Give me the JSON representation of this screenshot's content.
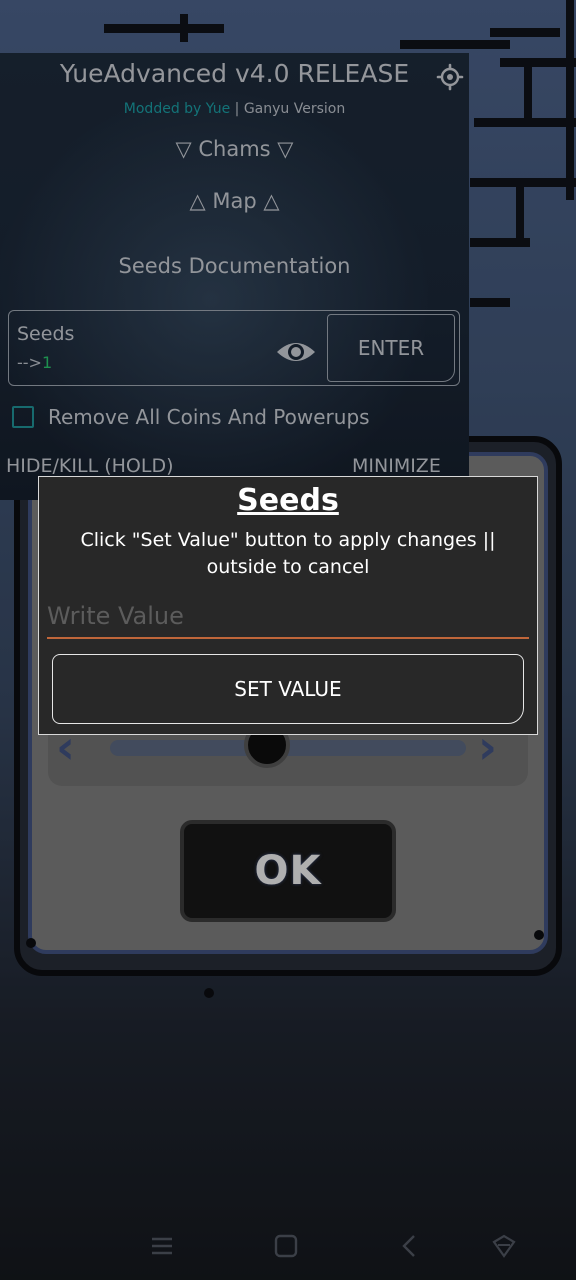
{
  "game": {
    "ok_label": "OK"
  },
  "menu": {
    "title": "YueAdvanced v4.0 RELEASE",
    "subtitle_accent": "Modded by Yue",
    "subtitle_rest": " | Ganyu Version",
    "chams_label": "▽ Chams ▽",
    "map_label": "△ Map △",
    "seeds_doc_label": "Seeds Documentation",
    "seeds_label": "Seeds",
    "seeds_prefix": "-->",
    "seeds_value": "1",
    "enter_label": "ENTER",
    "checkbox_label": "Remove All Coins And Powerups",
    "checkbox_checked": false,
    "hide_label": "HIDE/KILL (HOLD)",
    "minimize_label": "MINIMIZE",
    "accent_color": "#1a9aa0",
    "value_color": "#29c06a"
  },
  "dialog": {
    "title": "Seeds",
    "message": "Click \"Set Value\" button to apply changes || outside to cancel",
    "input_placeholder": "Write Value",
    "input_value": "",
    "set_button_label": "SET VALUE",
    "underline_color": "#c0663a"
  },
  "navbar": {
    "icons": [
      "menu-icon",
      "home-icon",
      "back-icon",
      "assistant-icon"
    ]
  }
}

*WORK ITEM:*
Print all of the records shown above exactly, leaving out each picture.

*OUTPUT OF THE TASK:*
Give me the JSON representation of this screenshot's content.
{
  "game": {
    "ok_label": "OK"
  },
  "menu": {
    "title": "YueAdvanced v4.0 RELEASE",
    "subtitle_accent": "Modded by Yue",
    "subtitle_rest": " | Ganyu Version",
    "chams_label": "▽ Chams ▽",
    "map_label": "△ Map △",
    "seeds_doc_label": "Seeds Documentation",
    "seeds_label": "Seeds",
    "seeds_prefix": "-->",
    "seeds_value": "1",
    "enter_label": "ENTER",
    "checkbox_label": "Remove All Coins And Powerups",
    "checkbox_checked": false,
    "hide_label": "HIDE/KILL (HOLD)",
    "minimize_label": "MINIMIZE",
    "accent_color": "#1a9aa0",
    "value_color": "#29c06a"
  },
  "dialog": {
    "title": "Seeds",
    "message": "Click \"Set Value\" button to apply changes || outside to cancel",
    "input_placeholder": "Write Value",
    "input_value": "",
    "set_button_label": "SET VALUE",
    "underline_color": "#c0663a"
  },
  "navbar": {
    "icons": [
      "menu-icon",
      "home-icon",
      "back-icon",
      "assistant-icon"
    ]
  }
}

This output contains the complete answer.